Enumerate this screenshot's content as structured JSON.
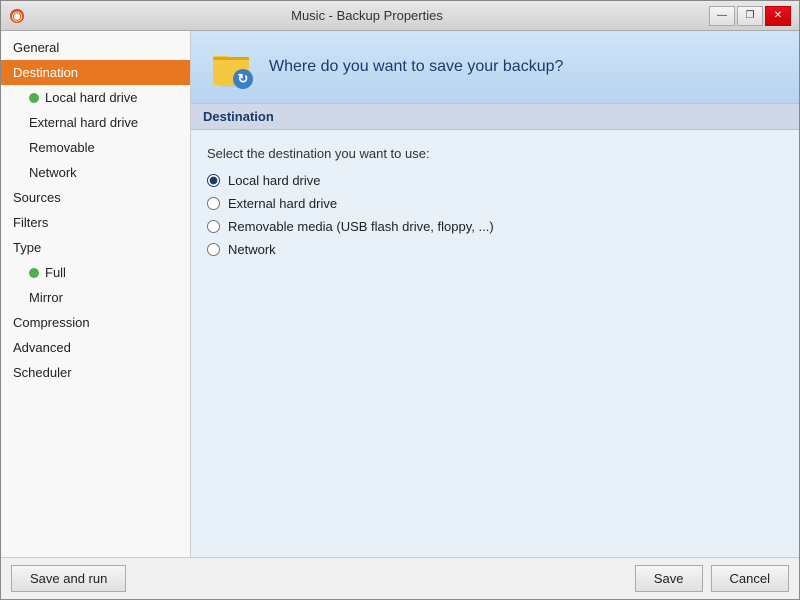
{
  "window": {
    "title": "Music - Backup Properties"
  },
  "titlebar": {
    "minimize_label": "—",
    "restore_label": "❐",
    "close_label": "✕"
  },
  "sidebar": {
    "items": [
      {
        "id": "general",
        "label": "General",
        "indent": false,
        "active": false,
        "has_dot": false
      },
      {
        "id": "destination",
        "label": "Destination",
        "indent": false,
        "active": true,
        "has_dot": false
      },
      {
        "id": "local-hard-drive",
        "label": "Local hard drive",
        "indent": true,
        "active": false,
        "has_dot": true
      },
      {
        "id": "external-hard-drive",
        "label": "External hard drive",
        "indent": true,
        "active": false,
        "has_dot": false
      },
      {
        "id": "removable",
        "label": "Removable",
        "indent": true,
        "active": false,
        "has_dot": false
      },
      {
        "id": "network",
        "label": "Network",
        "indent": true,
        "active": false,
        "has_dot": false
      },
      {
        "id": "sources",
        "label": "Sources",
        "indent": false,
        "active": false,
        "has_dot": false
      },
      {
        "id": "filters",
        "label": "Filters",
        "indent": false,
        "active": false,
        "has_dot": false
      },
      {
        "id": "type",
        "label": "Type",
        "indent": false,
        "active": false,
        "has_dot": false
      },
      {
        "id": "full",
        "label": "Full",
        "indent": true,
        "active": false,
        "has_dot": true
      },
      {
        "id": "mirror",
        "label": "Mirror",
        "indent": true,
        "active": false,
        "has_dot": false
      },
      {
        "id": "compression",
        "label": "Compression",
        "indent": false,
        "active": false,
        "has_dot": false
      },
      {
        "id": "advanced",
        "label": "Advanced",
        "indent": false,
        "active": false,
        "has_dot": false
      },
      {
        "id": "scheduler",
        "label": "Scheduler",
        "indent": false,
        "active": false,
        "has_dot": false
      }
    ]
  },
  "main": {
    "header_question": "Where do you want to save your backup?",
    "section_label": "Destination",
    "subtitle": "Select the destination you want to use:",
    "options": [
      {
        "id": "opt-local",
        "label": "Local hard drive",
        "checked": true
      },
      {
        "id": "opt-external",
        "label": "External hard drive",
        "checked": false
      },
      {
        "id": "opt-removable",
        "label": "Removable media (USB flash drive, floppy, ...)",
        "checked": false
      },
      {
        "id": "opt-network",
        "label": "Network",
        "checked": false
      }
    ]
  },
  "bottom": {
    "save_run_label": "Save and run",
    "save_label": "Save",
    "cancel_label": "Cancel"
  }
}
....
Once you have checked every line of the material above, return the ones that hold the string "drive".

        "id": "local-hard-drive",
        "label": "Local hard drive",
        "id": "external-hard-drive",
        "label": "External hard drive",
        "label": "Local hard drive",
        "label": "External hard drive",
        "label": "Removable media (USB flash drive, floppy, ...)",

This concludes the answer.